Records drawn from a dataset
########
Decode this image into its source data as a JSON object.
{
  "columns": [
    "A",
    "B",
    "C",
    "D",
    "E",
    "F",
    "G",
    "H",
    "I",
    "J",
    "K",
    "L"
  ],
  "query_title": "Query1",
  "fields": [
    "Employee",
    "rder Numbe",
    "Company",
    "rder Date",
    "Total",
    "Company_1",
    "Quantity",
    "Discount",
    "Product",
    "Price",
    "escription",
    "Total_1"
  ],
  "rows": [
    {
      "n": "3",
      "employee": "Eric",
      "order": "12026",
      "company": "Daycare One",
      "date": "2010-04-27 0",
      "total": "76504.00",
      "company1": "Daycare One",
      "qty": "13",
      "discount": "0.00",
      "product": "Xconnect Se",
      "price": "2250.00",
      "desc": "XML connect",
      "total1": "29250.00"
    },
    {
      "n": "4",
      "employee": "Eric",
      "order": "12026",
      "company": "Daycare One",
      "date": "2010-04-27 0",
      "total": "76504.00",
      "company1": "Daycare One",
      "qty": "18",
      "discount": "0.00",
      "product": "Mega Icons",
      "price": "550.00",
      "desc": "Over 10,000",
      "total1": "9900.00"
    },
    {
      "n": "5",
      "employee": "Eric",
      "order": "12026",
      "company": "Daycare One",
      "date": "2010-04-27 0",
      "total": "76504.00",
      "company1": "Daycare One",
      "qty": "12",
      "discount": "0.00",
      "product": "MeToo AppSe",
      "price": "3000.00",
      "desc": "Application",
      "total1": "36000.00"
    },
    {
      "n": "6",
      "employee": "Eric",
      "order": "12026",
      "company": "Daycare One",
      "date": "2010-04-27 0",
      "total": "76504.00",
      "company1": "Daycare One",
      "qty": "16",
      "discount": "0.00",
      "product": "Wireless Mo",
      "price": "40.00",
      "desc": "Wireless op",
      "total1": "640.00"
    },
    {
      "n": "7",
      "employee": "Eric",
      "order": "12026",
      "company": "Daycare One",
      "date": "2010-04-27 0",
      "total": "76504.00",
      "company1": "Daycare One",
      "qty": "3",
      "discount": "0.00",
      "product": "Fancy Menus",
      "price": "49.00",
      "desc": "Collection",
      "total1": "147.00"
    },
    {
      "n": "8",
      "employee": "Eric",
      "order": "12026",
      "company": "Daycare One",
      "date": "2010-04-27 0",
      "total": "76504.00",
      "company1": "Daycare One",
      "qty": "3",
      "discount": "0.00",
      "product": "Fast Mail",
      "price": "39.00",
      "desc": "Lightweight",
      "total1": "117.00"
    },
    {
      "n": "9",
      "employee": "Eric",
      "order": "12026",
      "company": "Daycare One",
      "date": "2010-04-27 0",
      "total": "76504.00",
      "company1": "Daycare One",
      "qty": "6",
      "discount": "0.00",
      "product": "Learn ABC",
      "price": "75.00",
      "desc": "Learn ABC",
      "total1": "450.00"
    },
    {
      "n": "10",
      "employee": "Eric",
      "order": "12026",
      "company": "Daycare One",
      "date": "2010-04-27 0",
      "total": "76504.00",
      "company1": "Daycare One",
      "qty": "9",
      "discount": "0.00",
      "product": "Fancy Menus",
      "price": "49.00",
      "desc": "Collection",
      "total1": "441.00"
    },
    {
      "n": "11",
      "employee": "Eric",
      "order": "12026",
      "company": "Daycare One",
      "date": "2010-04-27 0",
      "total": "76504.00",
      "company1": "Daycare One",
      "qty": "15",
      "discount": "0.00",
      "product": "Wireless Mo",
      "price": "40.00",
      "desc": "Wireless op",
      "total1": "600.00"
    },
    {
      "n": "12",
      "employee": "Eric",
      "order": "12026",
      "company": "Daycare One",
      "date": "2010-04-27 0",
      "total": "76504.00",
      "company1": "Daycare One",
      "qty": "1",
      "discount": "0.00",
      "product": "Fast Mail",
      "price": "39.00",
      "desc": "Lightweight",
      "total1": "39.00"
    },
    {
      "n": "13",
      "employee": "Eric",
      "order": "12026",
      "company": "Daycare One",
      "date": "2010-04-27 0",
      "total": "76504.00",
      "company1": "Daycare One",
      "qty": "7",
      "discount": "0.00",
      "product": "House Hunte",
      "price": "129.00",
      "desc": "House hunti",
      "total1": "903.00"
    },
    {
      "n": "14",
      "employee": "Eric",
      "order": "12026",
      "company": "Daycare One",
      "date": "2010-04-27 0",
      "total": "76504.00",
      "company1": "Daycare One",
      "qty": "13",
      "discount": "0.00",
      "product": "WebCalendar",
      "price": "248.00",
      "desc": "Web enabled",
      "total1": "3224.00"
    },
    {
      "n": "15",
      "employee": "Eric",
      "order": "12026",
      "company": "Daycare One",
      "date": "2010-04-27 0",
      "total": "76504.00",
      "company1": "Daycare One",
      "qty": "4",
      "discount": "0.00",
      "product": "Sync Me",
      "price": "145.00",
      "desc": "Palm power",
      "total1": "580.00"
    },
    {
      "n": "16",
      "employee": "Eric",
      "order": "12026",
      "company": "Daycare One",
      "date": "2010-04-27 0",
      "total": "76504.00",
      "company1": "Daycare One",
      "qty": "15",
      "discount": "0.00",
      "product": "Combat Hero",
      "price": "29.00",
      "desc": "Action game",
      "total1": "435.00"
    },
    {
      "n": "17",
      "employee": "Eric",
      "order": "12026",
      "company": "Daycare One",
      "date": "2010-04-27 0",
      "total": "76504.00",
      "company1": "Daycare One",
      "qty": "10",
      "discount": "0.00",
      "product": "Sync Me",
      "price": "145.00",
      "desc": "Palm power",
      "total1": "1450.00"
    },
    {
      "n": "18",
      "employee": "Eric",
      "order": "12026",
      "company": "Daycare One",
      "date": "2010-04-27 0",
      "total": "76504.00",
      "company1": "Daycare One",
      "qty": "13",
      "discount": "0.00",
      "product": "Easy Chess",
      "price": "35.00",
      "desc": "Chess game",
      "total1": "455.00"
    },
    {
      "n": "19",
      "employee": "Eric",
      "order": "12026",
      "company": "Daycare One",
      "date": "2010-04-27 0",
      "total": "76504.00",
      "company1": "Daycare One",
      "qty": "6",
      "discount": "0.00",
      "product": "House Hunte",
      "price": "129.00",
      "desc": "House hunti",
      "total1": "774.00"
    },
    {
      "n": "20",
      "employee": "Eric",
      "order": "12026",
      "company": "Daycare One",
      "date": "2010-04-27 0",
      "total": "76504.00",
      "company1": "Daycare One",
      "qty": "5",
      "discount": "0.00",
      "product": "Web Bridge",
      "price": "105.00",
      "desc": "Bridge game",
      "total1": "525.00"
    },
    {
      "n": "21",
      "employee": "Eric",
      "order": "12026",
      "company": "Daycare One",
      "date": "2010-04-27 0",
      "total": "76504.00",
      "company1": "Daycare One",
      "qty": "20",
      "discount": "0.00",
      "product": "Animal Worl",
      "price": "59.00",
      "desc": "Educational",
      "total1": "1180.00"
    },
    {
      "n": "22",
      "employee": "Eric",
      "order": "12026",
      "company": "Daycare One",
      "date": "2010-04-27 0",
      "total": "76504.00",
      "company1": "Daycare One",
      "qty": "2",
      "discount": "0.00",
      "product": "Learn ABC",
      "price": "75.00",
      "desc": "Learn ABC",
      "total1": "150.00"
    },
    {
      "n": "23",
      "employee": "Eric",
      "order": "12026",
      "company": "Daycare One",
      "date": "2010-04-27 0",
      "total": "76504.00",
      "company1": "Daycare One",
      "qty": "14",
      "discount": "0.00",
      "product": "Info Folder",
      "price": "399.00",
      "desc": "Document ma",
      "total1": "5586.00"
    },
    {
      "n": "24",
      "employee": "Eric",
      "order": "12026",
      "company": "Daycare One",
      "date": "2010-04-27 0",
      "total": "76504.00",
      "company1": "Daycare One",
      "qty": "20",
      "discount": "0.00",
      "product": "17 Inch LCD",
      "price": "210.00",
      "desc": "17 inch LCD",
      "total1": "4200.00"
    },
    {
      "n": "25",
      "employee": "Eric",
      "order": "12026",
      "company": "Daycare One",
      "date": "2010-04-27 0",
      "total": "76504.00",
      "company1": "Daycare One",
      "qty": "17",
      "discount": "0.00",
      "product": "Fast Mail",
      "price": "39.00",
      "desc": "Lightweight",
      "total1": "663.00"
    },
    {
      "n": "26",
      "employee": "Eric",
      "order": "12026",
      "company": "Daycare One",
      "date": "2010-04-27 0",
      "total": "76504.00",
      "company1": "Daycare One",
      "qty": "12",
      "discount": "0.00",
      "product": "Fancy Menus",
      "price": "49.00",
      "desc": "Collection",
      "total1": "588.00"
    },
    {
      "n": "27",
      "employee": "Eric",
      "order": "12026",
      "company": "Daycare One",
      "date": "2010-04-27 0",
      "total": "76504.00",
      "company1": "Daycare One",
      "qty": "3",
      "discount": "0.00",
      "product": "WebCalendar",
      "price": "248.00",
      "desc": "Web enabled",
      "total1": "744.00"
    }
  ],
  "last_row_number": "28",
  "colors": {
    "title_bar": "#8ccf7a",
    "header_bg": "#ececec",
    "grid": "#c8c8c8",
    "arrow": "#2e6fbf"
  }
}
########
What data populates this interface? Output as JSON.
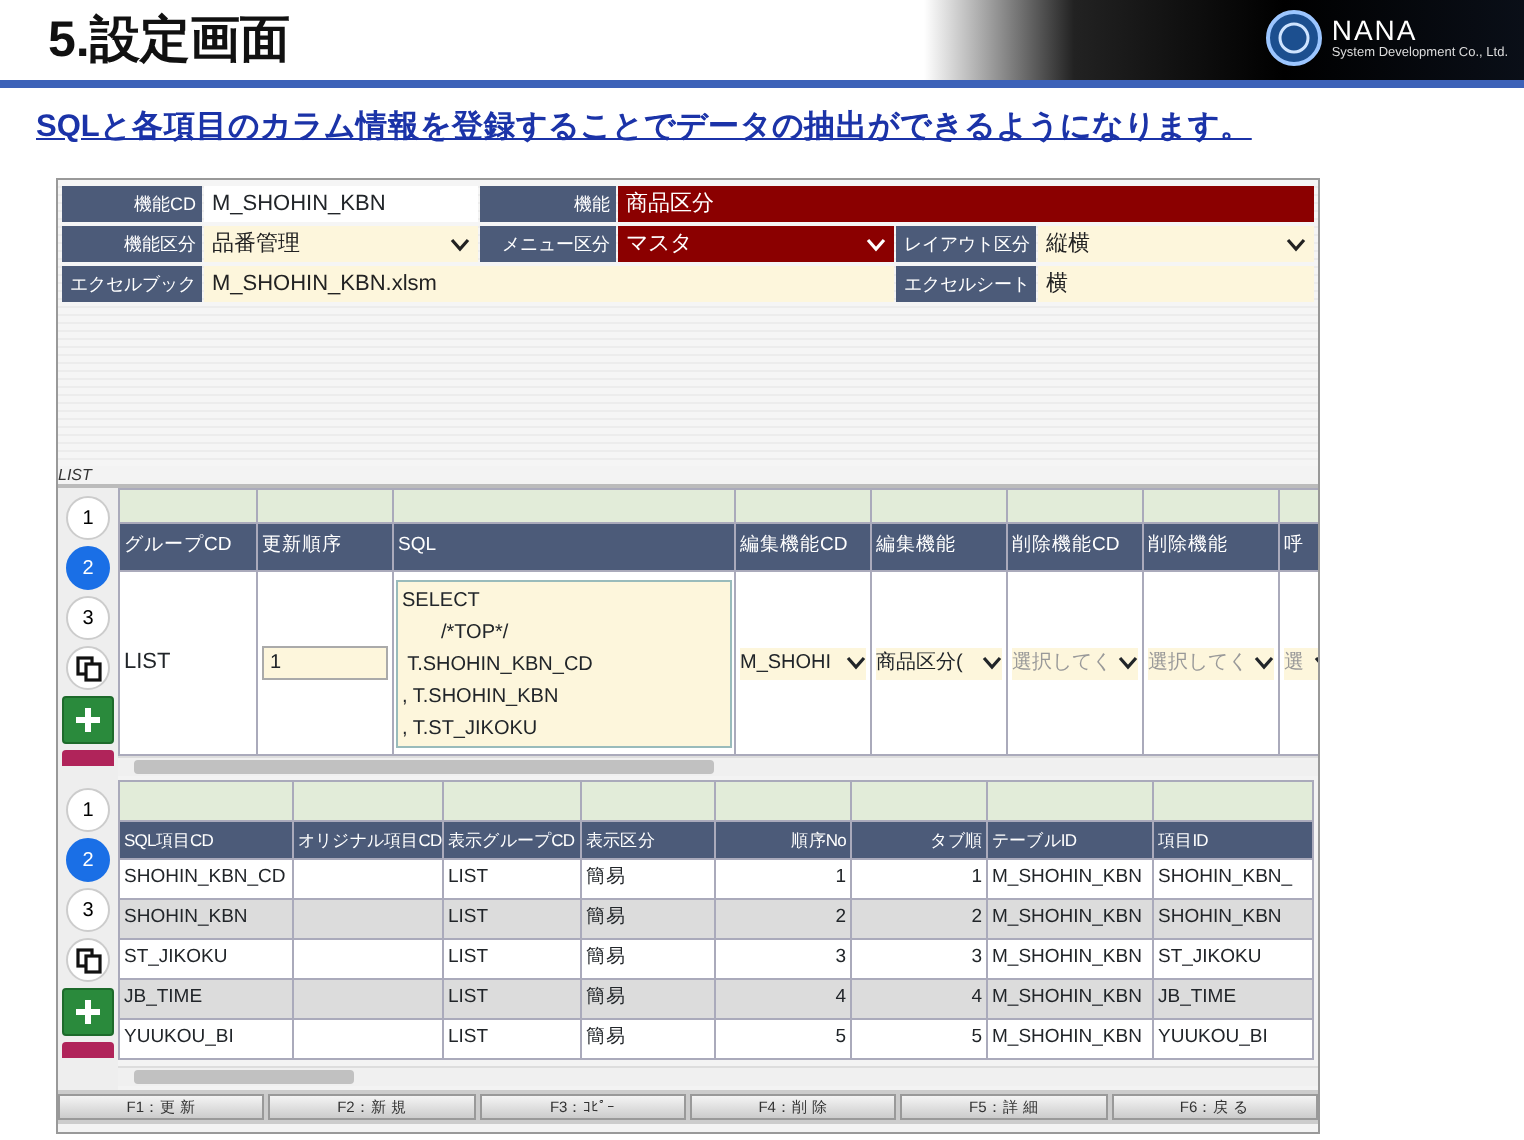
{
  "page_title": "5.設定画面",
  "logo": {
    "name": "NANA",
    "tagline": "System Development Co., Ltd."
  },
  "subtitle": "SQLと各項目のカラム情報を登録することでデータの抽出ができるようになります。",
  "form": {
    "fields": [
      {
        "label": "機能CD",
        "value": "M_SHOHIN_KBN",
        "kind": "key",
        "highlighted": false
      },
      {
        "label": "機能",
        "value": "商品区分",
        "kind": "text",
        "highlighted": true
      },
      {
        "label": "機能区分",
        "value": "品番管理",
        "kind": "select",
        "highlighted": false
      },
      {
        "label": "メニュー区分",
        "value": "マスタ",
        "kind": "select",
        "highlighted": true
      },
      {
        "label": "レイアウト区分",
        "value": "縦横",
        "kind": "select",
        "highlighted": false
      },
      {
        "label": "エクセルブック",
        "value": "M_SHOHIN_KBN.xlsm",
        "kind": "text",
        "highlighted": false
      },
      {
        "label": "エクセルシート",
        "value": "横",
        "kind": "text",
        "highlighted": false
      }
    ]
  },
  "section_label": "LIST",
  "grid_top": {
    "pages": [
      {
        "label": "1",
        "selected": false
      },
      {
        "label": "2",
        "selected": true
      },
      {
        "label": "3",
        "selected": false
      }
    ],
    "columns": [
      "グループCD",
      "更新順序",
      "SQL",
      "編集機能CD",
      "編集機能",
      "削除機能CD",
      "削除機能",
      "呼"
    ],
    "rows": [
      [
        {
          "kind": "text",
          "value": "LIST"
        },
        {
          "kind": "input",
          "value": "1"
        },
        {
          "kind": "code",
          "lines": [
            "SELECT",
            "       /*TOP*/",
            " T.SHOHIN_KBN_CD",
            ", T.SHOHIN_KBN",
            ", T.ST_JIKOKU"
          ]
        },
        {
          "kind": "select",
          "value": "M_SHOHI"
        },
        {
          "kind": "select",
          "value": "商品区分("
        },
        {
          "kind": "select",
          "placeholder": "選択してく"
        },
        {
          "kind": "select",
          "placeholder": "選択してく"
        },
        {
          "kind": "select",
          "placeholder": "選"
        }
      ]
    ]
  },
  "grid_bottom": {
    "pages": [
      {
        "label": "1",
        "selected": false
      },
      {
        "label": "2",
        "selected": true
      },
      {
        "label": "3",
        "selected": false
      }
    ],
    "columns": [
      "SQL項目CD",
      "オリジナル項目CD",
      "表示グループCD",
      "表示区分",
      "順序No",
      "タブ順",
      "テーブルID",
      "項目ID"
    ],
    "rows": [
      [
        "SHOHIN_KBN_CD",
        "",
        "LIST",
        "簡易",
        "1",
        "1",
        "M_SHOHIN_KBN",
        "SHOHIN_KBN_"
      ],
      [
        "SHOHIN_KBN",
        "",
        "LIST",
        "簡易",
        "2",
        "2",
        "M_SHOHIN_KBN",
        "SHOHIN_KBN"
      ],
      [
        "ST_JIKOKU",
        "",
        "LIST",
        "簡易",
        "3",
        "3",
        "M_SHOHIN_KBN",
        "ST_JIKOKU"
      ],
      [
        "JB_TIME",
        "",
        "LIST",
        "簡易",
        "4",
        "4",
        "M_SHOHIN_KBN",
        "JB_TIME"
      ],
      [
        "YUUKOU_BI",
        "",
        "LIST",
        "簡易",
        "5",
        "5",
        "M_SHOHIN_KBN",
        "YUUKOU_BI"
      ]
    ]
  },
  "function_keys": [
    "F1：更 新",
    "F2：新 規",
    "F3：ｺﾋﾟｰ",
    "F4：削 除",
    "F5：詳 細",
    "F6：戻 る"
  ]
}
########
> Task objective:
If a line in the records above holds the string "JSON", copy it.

> Response area:
Decode this image into its source data as a JSON object.
What data populates this interface? Output as JSON.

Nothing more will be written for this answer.